▸ **DATA SHOWN**:
↓

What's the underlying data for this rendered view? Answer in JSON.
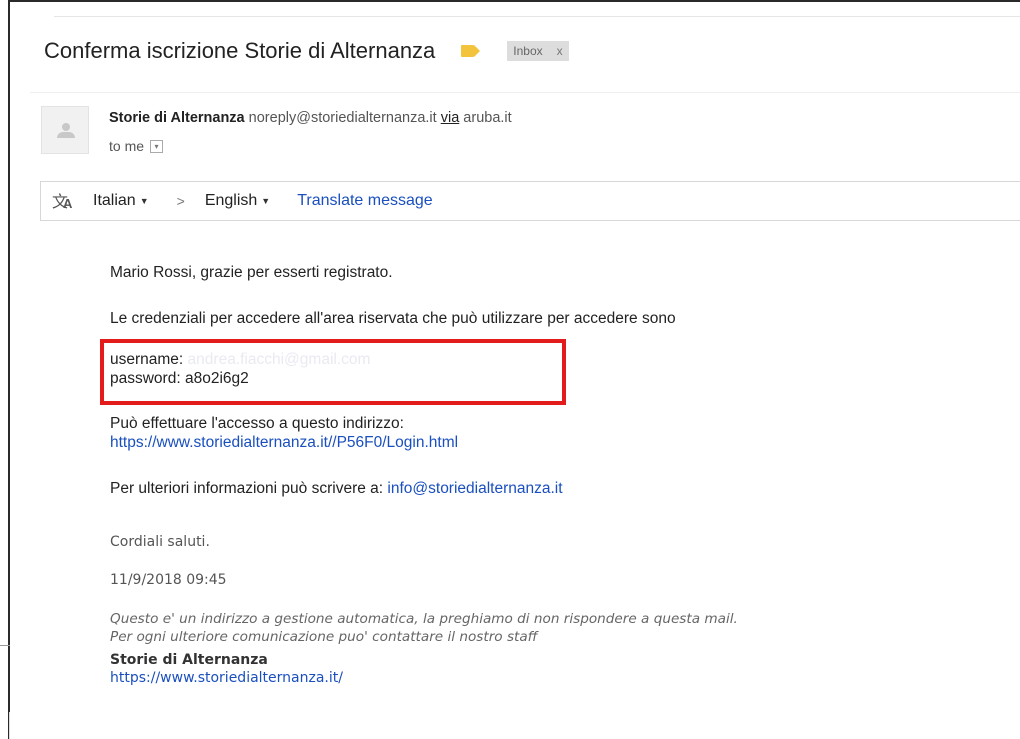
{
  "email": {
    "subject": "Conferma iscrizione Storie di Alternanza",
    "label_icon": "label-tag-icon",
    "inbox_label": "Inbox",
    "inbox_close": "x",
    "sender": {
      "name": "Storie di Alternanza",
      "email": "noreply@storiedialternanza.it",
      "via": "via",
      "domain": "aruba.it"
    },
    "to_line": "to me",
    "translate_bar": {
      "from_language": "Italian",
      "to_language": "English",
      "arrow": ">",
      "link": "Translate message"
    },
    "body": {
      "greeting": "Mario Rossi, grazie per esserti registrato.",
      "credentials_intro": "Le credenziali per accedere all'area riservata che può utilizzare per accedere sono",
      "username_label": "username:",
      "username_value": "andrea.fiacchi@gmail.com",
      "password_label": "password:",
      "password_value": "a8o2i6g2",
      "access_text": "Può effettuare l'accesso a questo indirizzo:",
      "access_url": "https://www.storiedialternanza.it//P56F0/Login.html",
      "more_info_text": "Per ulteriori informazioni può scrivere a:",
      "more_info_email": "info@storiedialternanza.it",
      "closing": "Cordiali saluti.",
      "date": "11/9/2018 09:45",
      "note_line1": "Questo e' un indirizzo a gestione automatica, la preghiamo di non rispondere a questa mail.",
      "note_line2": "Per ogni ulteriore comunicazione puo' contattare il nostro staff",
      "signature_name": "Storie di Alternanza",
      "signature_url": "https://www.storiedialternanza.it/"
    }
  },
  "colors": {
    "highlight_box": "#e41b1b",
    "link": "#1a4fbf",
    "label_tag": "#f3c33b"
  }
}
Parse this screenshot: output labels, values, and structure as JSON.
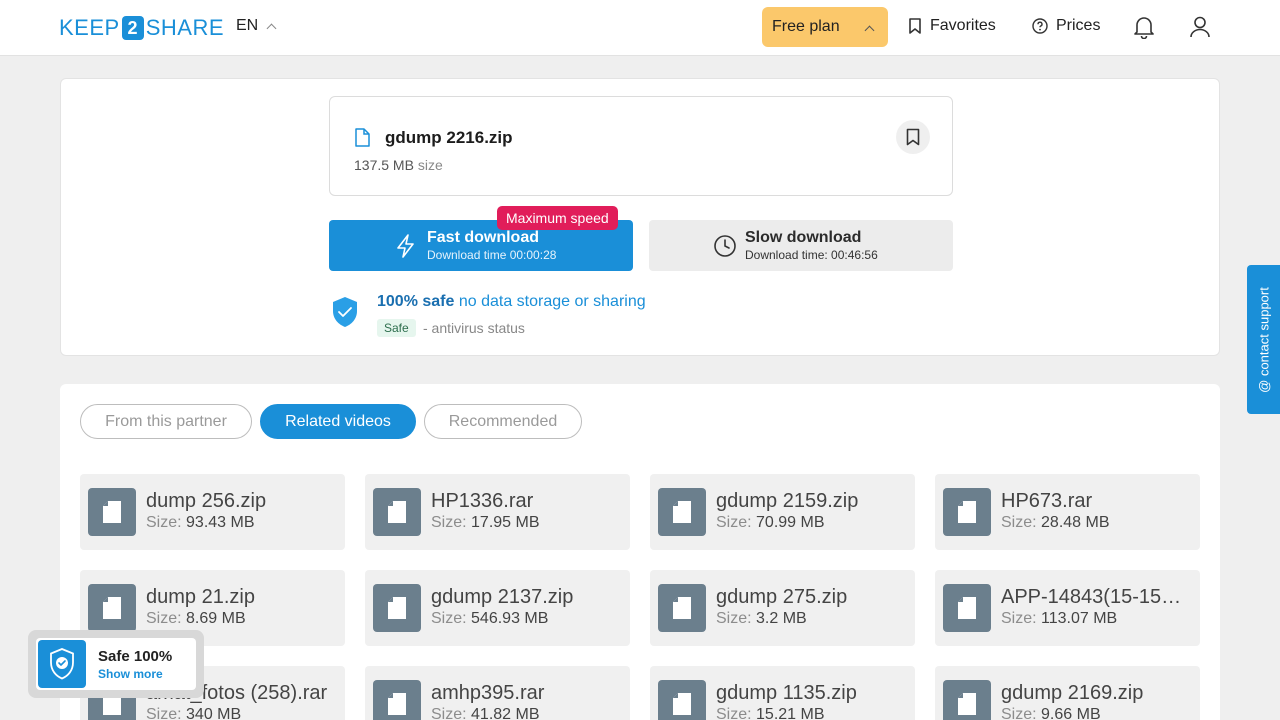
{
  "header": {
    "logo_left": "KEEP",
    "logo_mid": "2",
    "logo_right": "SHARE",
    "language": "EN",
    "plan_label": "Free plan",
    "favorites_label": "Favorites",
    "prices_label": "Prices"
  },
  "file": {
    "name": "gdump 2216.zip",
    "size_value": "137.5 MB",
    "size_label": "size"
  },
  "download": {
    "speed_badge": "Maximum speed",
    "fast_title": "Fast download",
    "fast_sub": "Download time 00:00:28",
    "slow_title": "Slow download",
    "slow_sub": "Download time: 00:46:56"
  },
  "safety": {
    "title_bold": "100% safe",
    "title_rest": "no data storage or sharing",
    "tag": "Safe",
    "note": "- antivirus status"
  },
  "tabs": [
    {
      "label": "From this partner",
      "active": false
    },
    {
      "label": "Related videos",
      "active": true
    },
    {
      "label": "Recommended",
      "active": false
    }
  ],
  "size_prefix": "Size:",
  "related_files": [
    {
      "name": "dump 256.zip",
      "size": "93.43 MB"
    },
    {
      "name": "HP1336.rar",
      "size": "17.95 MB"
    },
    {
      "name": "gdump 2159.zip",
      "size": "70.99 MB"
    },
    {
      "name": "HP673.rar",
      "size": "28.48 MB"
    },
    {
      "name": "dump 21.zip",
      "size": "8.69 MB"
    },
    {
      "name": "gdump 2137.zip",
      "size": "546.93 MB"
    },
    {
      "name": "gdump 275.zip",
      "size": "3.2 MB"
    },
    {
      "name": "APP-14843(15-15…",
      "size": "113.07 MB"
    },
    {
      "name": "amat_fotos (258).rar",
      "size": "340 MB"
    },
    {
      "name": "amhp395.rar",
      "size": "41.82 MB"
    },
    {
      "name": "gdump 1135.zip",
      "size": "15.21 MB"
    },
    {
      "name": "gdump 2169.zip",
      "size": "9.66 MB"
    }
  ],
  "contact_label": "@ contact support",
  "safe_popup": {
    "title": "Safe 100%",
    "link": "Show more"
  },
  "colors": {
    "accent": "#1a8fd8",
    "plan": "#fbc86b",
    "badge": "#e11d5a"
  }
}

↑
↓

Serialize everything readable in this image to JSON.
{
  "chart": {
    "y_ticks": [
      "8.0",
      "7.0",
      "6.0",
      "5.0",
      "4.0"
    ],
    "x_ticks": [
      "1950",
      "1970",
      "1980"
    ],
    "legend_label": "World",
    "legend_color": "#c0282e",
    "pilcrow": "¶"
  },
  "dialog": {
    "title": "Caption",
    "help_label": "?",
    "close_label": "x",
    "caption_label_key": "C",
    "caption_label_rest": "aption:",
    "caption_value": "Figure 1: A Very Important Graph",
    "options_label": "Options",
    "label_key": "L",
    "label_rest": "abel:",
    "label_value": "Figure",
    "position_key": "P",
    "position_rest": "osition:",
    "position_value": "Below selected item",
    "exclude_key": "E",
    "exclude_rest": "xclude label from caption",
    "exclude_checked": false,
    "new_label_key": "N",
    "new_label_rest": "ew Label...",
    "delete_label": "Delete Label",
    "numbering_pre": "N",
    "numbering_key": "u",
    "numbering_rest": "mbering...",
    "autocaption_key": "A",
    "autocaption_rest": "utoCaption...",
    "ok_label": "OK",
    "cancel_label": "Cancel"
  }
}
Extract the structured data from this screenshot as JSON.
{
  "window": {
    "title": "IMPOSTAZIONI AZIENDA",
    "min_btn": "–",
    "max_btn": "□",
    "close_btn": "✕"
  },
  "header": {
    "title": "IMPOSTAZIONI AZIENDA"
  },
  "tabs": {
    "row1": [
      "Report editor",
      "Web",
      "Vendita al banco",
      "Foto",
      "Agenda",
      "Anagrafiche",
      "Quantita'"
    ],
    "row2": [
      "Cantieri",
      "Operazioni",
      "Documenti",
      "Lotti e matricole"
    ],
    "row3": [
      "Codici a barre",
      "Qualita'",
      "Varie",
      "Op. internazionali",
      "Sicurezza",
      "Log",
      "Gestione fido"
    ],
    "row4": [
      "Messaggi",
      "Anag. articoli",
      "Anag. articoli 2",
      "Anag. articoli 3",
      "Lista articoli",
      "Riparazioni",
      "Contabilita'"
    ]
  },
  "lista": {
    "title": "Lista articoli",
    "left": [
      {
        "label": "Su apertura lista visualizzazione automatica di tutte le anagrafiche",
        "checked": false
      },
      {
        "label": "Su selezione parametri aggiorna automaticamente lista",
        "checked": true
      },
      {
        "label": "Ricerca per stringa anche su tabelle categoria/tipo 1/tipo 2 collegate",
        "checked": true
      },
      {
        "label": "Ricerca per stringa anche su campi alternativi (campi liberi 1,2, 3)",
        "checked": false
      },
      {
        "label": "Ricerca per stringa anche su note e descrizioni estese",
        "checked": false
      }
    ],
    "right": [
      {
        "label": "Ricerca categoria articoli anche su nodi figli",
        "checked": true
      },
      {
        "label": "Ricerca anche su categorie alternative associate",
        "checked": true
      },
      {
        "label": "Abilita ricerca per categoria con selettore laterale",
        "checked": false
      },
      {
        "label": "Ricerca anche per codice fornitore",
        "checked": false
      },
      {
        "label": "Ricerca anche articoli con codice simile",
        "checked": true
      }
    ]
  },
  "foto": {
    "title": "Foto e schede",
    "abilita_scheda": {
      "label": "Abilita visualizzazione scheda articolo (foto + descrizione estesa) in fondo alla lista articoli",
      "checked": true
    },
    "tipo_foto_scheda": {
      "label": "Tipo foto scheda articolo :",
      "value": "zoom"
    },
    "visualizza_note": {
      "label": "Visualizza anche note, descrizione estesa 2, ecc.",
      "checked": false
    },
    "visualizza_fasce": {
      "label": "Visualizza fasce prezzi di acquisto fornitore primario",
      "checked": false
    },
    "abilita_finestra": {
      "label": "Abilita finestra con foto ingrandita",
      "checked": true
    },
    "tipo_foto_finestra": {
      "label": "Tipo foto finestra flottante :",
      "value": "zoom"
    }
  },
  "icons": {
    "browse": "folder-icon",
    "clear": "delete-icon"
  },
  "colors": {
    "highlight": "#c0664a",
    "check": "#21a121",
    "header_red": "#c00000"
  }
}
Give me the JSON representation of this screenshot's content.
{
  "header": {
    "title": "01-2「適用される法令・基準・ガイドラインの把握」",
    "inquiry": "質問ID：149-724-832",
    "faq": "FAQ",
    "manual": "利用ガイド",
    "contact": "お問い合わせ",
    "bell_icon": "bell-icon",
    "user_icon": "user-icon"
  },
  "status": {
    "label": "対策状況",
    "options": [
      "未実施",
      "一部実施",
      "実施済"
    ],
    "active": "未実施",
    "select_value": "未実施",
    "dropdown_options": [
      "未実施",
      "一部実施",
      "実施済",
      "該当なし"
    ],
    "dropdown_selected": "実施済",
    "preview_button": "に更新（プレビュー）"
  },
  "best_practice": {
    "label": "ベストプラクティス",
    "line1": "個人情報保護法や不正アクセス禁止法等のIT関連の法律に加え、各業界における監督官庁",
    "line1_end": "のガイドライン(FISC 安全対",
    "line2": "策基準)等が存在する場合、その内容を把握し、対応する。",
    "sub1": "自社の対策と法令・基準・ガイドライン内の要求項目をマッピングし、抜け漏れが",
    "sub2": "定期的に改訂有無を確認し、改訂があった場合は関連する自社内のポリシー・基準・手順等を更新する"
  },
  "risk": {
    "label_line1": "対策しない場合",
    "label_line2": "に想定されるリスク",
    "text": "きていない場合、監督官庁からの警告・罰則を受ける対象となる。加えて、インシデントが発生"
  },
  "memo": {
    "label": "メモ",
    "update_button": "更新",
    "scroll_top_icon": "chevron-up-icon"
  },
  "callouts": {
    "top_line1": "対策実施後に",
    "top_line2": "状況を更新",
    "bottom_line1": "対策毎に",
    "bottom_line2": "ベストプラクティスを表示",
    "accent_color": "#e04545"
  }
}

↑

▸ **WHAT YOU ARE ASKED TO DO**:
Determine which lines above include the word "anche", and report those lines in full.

▸ **ANSWER SPACE**:
        "label": "Ricerca per stringa anche su tabelle categoria/tipo 1/tipo 2 collegate",
        "label": "Ricerca per stringa anche su campi alternativi (campi liberi 1,2, 3)",
        "label": "Ricerca per stringa anche su note e descrizioni estese",
        "label": "Ricerca categoria articoli anche su nodi figli",
        "label": "Ricerca anche su categorie alternative associate",
        "label": "Ricerca anche per codice fornitore",
        "label": "Ricerca anche articoli con codice simile",
      "label": "Visualizza anche note, descrizione estesa 2, ecc.",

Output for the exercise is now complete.